All 1921 Peace Dollars were produced at the Philadelphia Mint.
Rare 1921 Silver Dollars
Some collectors, especially in such common coins, collect variants. A variant is a coin, that despite being of the same type and year as others, has some special feature that makes it different. Usually it is a small error or difference in the mint with which it was struck.
There are even books that collect these variants. The most important one is The Comprehensive Catalog and Encyclopedia of Morgan and Peace Dollars, by Leroy C. Van Allen and George Mallis.
As an example, we are going to show some known stamp variant of these silver dollars, although there are many of them. Some of them affect the price enormously, but the most normal is that they do not do it too much.
The Peace Dollar of 1921 has a very well known variant, albeit which does not affect the value too much – it is called “Ray through L“. In it, we can see how one of the rays on the back passes over the ‘L’ of the word ‘DOLLAR’ instead of under it.
What are ProofLike 1921 Peace Silver Dollars?
One aspect that does have importance in the price of the pieces is the mirror shine. This shine is especially present in the first strokes of each coin, which when new, are highly polished; and the field of the coin (the part of the coin that serves as the background, with nothing engraved) usually has some reflectivity.

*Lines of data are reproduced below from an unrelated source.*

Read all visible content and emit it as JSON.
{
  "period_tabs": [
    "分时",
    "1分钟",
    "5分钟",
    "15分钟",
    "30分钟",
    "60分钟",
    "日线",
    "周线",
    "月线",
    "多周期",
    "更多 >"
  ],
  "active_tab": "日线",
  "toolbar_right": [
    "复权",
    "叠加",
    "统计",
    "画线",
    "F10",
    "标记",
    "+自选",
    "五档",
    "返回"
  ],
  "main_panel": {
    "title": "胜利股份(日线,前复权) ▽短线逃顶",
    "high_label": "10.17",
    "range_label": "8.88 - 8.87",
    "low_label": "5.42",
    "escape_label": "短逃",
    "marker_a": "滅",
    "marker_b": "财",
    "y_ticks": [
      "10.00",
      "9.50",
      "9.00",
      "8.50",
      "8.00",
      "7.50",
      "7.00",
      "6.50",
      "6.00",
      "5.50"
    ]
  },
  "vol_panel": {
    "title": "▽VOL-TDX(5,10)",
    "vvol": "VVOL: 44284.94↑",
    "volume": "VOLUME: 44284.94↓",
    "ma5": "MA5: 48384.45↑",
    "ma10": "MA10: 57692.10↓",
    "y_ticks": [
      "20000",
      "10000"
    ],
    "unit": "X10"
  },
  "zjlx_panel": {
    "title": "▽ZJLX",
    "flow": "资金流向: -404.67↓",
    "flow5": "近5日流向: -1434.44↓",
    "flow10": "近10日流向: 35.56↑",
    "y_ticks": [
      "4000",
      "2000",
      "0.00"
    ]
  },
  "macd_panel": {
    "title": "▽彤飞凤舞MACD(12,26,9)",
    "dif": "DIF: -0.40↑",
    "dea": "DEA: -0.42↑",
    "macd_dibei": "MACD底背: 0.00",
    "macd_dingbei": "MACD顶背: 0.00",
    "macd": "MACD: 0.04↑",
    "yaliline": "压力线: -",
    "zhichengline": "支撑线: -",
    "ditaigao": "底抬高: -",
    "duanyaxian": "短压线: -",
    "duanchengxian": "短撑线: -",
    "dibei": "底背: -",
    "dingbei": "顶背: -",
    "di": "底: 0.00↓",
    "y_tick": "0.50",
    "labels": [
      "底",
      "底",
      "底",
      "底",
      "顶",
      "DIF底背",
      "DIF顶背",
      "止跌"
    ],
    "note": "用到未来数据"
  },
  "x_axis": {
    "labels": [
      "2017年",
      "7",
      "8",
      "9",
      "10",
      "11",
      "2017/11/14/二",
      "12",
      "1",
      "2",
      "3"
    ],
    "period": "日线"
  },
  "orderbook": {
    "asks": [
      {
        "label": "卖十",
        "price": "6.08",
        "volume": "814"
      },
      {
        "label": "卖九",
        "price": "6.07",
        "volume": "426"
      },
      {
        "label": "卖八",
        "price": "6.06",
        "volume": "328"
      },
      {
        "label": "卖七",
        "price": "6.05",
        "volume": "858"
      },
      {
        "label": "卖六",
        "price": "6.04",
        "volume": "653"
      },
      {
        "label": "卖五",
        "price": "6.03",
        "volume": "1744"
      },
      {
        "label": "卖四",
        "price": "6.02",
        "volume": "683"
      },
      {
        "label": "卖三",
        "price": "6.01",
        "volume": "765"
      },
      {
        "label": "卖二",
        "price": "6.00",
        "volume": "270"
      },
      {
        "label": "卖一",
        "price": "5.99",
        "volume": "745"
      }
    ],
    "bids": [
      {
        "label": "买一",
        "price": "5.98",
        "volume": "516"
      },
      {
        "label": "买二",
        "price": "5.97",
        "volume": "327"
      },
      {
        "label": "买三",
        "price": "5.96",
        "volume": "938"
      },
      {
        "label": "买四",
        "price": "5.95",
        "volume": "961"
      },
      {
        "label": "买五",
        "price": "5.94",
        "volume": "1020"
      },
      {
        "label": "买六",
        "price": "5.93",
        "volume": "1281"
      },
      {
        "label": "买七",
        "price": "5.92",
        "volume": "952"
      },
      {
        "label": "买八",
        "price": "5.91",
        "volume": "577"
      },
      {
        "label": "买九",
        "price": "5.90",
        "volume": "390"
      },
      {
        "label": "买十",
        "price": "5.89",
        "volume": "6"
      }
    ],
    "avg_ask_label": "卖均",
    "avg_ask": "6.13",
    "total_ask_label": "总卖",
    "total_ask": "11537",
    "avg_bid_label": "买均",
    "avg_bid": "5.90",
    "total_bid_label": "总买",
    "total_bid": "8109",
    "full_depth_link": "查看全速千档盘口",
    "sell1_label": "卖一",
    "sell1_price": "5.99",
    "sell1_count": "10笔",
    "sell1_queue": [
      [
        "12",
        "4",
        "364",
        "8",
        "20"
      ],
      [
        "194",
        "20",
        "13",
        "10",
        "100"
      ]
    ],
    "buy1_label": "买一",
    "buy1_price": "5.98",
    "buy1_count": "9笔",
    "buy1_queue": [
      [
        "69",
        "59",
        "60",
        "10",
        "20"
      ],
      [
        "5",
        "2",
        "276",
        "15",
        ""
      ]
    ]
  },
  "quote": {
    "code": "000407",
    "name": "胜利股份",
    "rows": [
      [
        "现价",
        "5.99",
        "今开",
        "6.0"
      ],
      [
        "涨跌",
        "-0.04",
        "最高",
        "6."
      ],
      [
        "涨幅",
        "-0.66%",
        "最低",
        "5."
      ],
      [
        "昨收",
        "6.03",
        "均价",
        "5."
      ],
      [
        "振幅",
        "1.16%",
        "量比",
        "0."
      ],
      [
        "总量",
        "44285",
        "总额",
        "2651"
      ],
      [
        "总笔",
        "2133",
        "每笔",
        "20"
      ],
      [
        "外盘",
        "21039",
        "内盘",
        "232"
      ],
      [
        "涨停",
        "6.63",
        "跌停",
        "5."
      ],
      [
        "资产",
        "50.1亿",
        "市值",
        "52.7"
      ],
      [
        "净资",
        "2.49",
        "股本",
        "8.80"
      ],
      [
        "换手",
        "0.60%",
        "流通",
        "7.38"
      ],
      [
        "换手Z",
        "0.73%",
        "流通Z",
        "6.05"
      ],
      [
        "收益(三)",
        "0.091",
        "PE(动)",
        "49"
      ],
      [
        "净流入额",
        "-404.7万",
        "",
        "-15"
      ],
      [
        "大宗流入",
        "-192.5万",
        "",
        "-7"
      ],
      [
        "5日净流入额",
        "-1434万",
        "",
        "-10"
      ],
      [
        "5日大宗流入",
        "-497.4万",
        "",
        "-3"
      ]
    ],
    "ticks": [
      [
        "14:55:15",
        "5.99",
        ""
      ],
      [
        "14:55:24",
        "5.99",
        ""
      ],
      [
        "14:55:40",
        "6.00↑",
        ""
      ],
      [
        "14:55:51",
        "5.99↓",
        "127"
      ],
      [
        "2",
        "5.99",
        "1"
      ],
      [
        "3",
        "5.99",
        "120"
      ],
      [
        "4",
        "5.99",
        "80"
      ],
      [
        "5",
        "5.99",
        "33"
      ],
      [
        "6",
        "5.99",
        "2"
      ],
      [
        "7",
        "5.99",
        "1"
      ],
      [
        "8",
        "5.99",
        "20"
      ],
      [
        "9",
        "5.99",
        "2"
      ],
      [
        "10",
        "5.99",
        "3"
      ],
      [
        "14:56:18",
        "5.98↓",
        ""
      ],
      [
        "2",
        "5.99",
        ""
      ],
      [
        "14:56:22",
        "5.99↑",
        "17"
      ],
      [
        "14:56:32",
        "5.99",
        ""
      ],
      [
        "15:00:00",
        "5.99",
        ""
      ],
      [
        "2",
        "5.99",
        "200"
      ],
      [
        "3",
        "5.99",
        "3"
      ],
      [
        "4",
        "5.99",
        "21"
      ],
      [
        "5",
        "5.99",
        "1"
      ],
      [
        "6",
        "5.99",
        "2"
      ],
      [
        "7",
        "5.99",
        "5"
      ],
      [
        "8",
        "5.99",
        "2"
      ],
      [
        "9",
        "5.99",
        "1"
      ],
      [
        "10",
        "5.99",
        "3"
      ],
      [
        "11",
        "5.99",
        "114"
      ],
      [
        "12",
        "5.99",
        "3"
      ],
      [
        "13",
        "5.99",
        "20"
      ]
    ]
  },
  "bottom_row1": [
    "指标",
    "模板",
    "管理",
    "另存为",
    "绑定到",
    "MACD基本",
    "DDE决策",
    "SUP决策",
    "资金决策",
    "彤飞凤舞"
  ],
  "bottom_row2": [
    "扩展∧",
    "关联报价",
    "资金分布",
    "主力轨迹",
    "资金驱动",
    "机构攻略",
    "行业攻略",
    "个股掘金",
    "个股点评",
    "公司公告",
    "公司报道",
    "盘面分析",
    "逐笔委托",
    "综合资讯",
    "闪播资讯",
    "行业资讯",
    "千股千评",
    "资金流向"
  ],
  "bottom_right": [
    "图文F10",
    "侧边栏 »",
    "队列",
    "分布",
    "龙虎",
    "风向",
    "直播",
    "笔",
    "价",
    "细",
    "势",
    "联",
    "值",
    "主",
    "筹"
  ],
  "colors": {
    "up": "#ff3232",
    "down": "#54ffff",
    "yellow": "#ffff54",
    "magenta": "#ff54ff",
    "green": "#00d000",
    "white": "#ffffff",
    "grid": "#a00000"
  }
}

This makes it behave like a mirror. These coins are called Prooflike (PL). This only applies to coins minted for circulation, and is simply an indication that it is one of the first pieces produced with a new set of dyes. Although it is often difficult for an uninitiated person to see if a coin is PL, they are highly prized by collectors.
Here we show a Morgan PL dollar. As you can see, the field has a brightness that reminds one of a mirror, while the reliefs have a more matte tone.
References and sources
Numismatic Expert & Writer. BA in History and BS in Computer Science. He’s a member of the American Numismatic Association (ANA) and the Numismatic Literary Guild (NLG) and write in several digital media specialized in collecting, auctions and antiques reviews.
He is an active investor and a member of the coin collecting community, specializing in antique United States coins. He uses this expertise to disseminate knowledge and interest in coins among the broad audience of Coin Collectors through both simple and high-level articles.
Features in Other Publications
Javier has been an active member of the coin collecting community for approximately 15 years. He has gained extensive experience during this time and wishes to share it with his readers.
He completed a Bachelor’s degree in History from UNED and a degree in Computer Science from the University of Cádiz.